Rubber surfacing has been gaining popularity in recent years for residential playgrounds. Poured rubber is soft and shock-absorbent, unlike wood chips that can splinter and pavement that may crumble over time.
Poured rubber is also easily customizable. It can be molded to include school colors, designs, and logos. It is also easy to maintain and meets ADA wheelchair accessibility standards.
Rubber surfacing has become increasingly popular for playgrounds and other outdoor spaces, but it offers many hidden benefits that make it an excellent choice for offices, schools, and residential entryways. It is durable, slip-resistant, and can be customized with designs or logos that can be molded into the surface.
Poured-in-place rubber safety surfacing comprises two layers: an impact-absorbing layer topped beneath a decorative EPDM or TPV wear layer. This layer is available in various colors and patterns to create eye-catching playgrounds that match the environment or complement existing landscaping.
Soft-pour rubber is made by shredding tires into tiny pieces called “rubber crumbs.” The crumbs are then mixed with polyurethane to bind them together. The resulting material is then poured onto a surface as an amorphous blob that can be smoothed and molded into almost any shape. It is similar to wet-pour concrete but can be reshaped after it hardens.
While some people perceive rubber surfaces negatively, they are pretty durable. They are also highly versatile and can be used in various environments.
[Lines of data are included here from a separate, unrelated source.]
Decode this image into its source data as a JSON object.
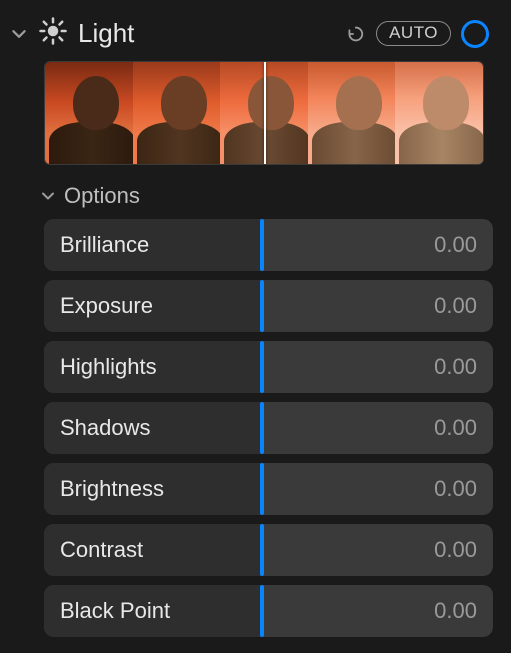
{
  "header": {
    "title": "Light",
    "auto_label": "AUTO"
  },
  "options": {
    "label": "Options"
  },
  "sliders": [
    {
      "label": "Brilliance",
      "value": "0.00"
    },
    {
      "label": "Exposure",
      "value": "0.00"
    },
    {
      "label": "Highlights",
      "value": "0.00"
    },
    {
      "label": "Shadows",
      "value": "0.00"
    },
    {
      "label": "Brightness",
      "value": "0.00"
    },
    {
      "label": "Contrast",
      "value": "0.00"
    },
    {
      "label": "Black Point",
      "value": "0.00"
    }
  ],
  "preview": {
    "thumbs": [
      {
        "sky": "linear-gradient(180deg,#7a2a12 0%,#ca4a22 40%,#e07040 70%)",
        "skin": "#4a2a18",
        "shirt": "linear-gradient(90deg,#2c1a0e,#3b2614,#2c1a0e)"
      },
      {
        "sky": "linear-gradient(180deg,#9a3a1b 0%,#e05c2c 40%,#f07a4a 70%)",
        "skin": "#6a3e25",
        "shirt": "linear-gradient(90deg,#3b2614,#513520,#3b2614)"
      },
      {
        "sky": "linear-gradient(180deg,#b64a24 0%,#ee6b3d 38%,#f69068 70%)",
        "skin": "#8a563a",
        "shirt": "linear-gradient(90deg,#513520,#6a4a32,#513520)"
      },
      {
        "sky": "linear-gradient(180deg,#c85a30 0%,#f3845a 35%,#f7ab8a 70%)",
        "skin": "#a4704f",
        "shirt": "linear-gradient(90deg,#6a4a32,#866549,#6a4a32)"
      },
      {
        "sky": "linear-gradient(180deg,#d5704a 0%,#f6a07c 35%,#fac1a9 70%)",
        "skin": "#bd8a6a",
        "shirt": "linear-gradient(90deg,#866549,#a78564,#866549)"
      }
    ]
  },
  "colors": {
    "accent": "#0a84ff"
  }
}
They are often installed in playgrounds and gyms but can also be used at schools, offices, or homes.
This material can also absorb shock, which helps reduce injuries for children and adults who fall on it. This is a much safer alternative to hard surfaces such as concrete and asphalt, which can cause significant physical trauma and wounds.
The poured-in-place rubber surfacing is also environmentally friendly, as it can be made from recycled materials like old tires, reducing waste and benefiting the environment. However, care should be taken to protect the surface from sharp objects and regularly resealed. This will help to preserve the top layer of UV protection, glue, and sealant that keeps the soft cushion layer intact.
Rubber surfacing can be customized in multiple colors to match the space’s design and have custom logos and designs molded into it. It can also withstand a great deal of moisture damage, unlike other materials like vinyl and hardwood, and it’s more durable against the freeze-and-thaw cycle of Canadian winters.
Poured rubber can also be padded to meet specific fall height requirements in different contexts, such as playgrounds or specialized sports facilities. It’s a spongey material that absorbs impact and dampens noise reasonably well, which can be helpful in workplace settings where employees spend long periods on their feet.
Garages are prone to accumulating dirt, chemicals, oil spills, and other types of grime that can wreak havoc on concrete floors. Rubber surfacing can help prevent this from happening, as it’s resistant to stains and is easy to clean with a mop or broom. This lets the homeowner focus on other maintenance tasks instead of scrubbing away at their garage floor.
Poured rubber performs as spongey, shock-absorbent padding to reduce injuries from slips and falls. It is much safer than traditional materials like asphalt, concrete, and stone. Poured rubber surfacing is also more affordable than many alternatives.
It can be customized with colors and designs to create a custom look. This is an excellent feature for schools, playgrounds, and other commercial spaces. It is also a good choice for wheelchair accessibility because it meets all ADA and ASTM requirements.
Poured rubber is made from shredded tires and bound with a polyurethane binder. It is then poured onto the site as an amorphous blob that can be shaped into any shape. It can even be used around equipment that is already installed. Once it hardens, the poured rubber is set and will not shift. A high-quality wet-pour rubber surface lasts at least 12 years and may stay up to 20 in some cases. It also resists fading from harsh UV rays.